Lol 'as a dancer' sounds so pompous, 'from a dancing pov' is maybe a better way to put it.
― Mr Andy M, Wednesday, 25 April 2012 13:05 (2 years ago) Permalink
i'm with the lex on this thread. man, its hard for me to think of too many genres or sub-genres i never want to hear. but this would be one of them. and i try too. i just played portions of every youtube on this thread.
― scott seward, Wednesday, 25 April 2012 13:34 (2 years ago) Permalink
Hey Andy - I used to post a bit on ILC, but I mainly lurk waiting for that rare beast - a good thread about jungle.
RE: Flex. He's a bit patchy fer sure , but I'll forgive him anything because of this:
And this sublime pulsating bass hot pants 4/4 kick combo:
― droid, Wednesday, 25 April 2012 16:01 (2 years ago) Permalink
― J0rdan S., Wednesday, 25 April 2012 16:04 (2 years ago) Permalink
Hey Andy - I used to post a bit on ILC, but I mainly lurk waiting for that rare beast - a good thread about jungle.Haha I feel you on this - don't post here all that much but when I first saw this thread my eyes totally lit up. Trying to get a bit more involved with things here at the moment though.Had forgotten about Ya Buzzin Again actually, it's a good 'un yeah.Have listened to that Steve Gurley FX In Dub Mix tune you posted 10+ times in the last few days btw, so good.
― Mr Andy M, Wednesday, 25 April 2012 17:50 (2 years ago) Permalink
So dark that this wasn't the version of "Watching Windows" used on the album:
― Tim F, Sunday, 26 October 2014 11:25 (4 weeks ago) Permalink
― the late great, Sunday, 26 October 2014 21:31 (4 weeks ago) Permalink
DJ Die remix was also great, but this version goes so fantastically with the actual song, makes it maybe the equal of "Share The Fall".
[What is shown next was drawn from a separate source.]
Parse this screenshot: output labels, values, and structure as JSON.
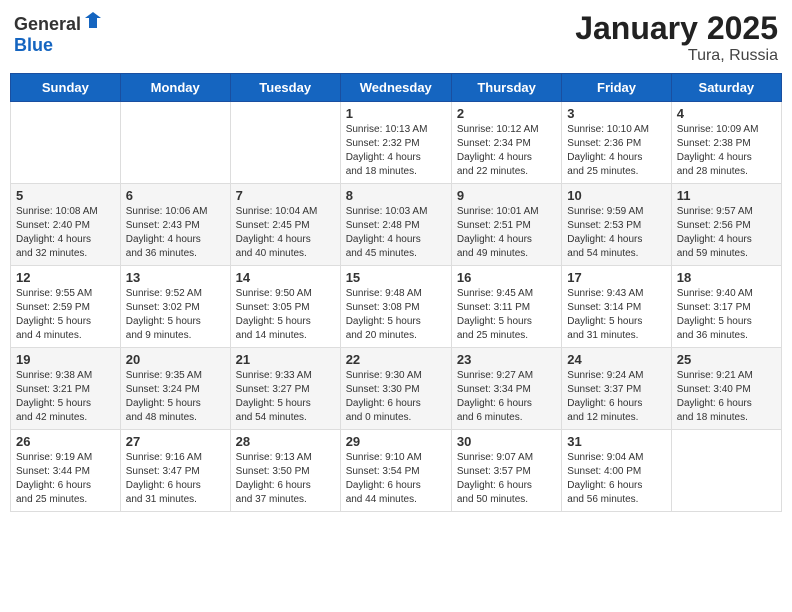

One of my favourite things about the best Roni/Reprazent beats circa New Forms is how that whole investment in sounding like a live drummer translates into this rhythms where it constantly sounds like the beat is just about to fall behind itself, is always working frantically to keep up. Rather than "fluidity", the effect is a very human wired twitchiness.
― Tim F, Sunday, 26 October 2014 21:58 (4 weeks ago) Permalink
i don't actually think i ever loved a funky house tune for its rhythm.
my mind is still boggling at this assertion two years later
― I Love Makonnen: New Answers (The Reverend), Tuesday, 28 October 2014 07:16 (4 weeks ago) Permalink
― Tim F, Tuesday, 28 October 2014 08:27 (4 weeks ago) Permalink
― deej loaf (D-40), Tuesday, 28 October 2014 09:00 (4 weeks ago) Permalink
this was a good thread
― the late great, Tuesday, 28 October 2014 22:59 (4 weeks ago) Permalink
Vaguely related to peak-era Reprazent, I'm interested in that half-missed opportunity circa 1995-1997 for grooves that were on a Davis/Hancock meets Jon Hassell fourth world tip. Hidden Agenda are the obvious example here but I think they actually verge on being too fiddly when in this mode (my favourite HA track remains "Dispatch #2", which is more of a neurofunk affair).
This was inspired by listening to Form & Function again and rediscovering Peshay's remix of "Rings Around Saturn", the way he redeploys those razor-sharp isolated snares within that constantly pirouetting jazz-funk groove. "On The Nile" probably is a good example of this as well though I'd have to listen again to say just how good.
Funny how drum & bass passed by so many interesting potential avenues of exploration so quickly in its accelerating plunge towards rhythmic conformity. I've really only heard the singles from Miles From Home but they suggested that by 1999 Peshay had totally smoothed out his beats. Even "P vs P"!
― Tim F, Tuesday, 28 October 2014 23:25 (4 weeks ago) Permalink
Don't know if this can exactly be called jungle, but what it can be exactly called is incredible.
― the joke should be over once the kid is eaten. (chap), Saturday, 8 November 2014 07:03 (2 weeks ago) Permalink
― Tim F, Saturday, 8 November 2014 08:00 (2 weeks ago) Permalink
In retrospect Trace and Nico's "Damn Son" sounds rather like a hot uk funky rhythm played too fast:
― Tim F, Saturday, 8 November 2014 08:01 (2 weeks ago) Permalink